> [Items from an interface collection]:

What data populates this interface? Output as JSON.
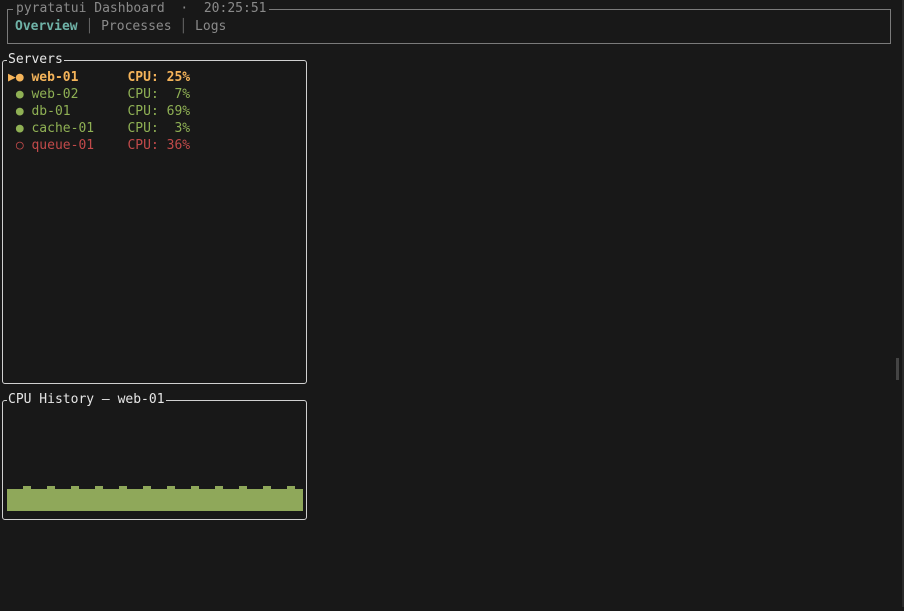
{
  "header": {
    "title": "pyratatui Dashboard",
    "separator": "·",
    "time": "20:25:51",
    "tabs": [
      {
        "label": "Overview",
        "active": true
      },
      {
        "label": "Processes",
        "active": false
      },
      {
        "label": "Logs",
        "active": false
      }
    ]
  },
  "servers": {
    "title": "Servers",
    "selected_marker": "▶",
    "items": [
      {
        "name": "web-01",
        "status_icon": "●",
        "cpu": "CPU: 25%",
        "state": "selected"
      },
      {
        "name": "web-02",
        "status_icon": "●",
        "cpu": "CPU:  7%",
        "state": "online"
      },
      {
        "name": "db-01",
        "status_icon": "●",
        "cpu": "CPU: 69%",
        "state": "online"
      },
      {
        "name": "cache-01",
        "status_icon": "●",
        "cpu": "CPU:  3%",
        "state": "online"
      },
      {
        "name": "queue-01",
        "status_icon": "○",
        "cpu": "CPU: 36%",
        "state": "offline"
      }
    ]
  },
  "history": {
    "title": "CPU History — web-01",
    "max": 100,
    "values": [
      25,
      25,
      28,
      25,
      25,
      28,
      25,
      25,
      28,
      25,
      25,
      28,
      25,
      25,
      28,
      25,
      25,
      28,
      25,
      25,
      28,
      25,
      25,
      28,
      25,
      25,
      28,
      25,
      25,
      28,
      25,
      25,
      28,
      25,
      25,
      28,
      25
    ]
  },
  "colors": {
    "selected": "#f5b45a",
    "online": "#8fb054",
    "offline": "#c24a4a",
    "accent": "#6fb3a8",
    "spark": "#8fa85a"
  }
}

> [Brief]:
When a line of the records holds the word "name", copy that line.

> [Problem solution]:
        "name": "web-01",
        "name": "web-02",
        "name": "db-01",
        "name": "cache-01",
        "name": "queue-01",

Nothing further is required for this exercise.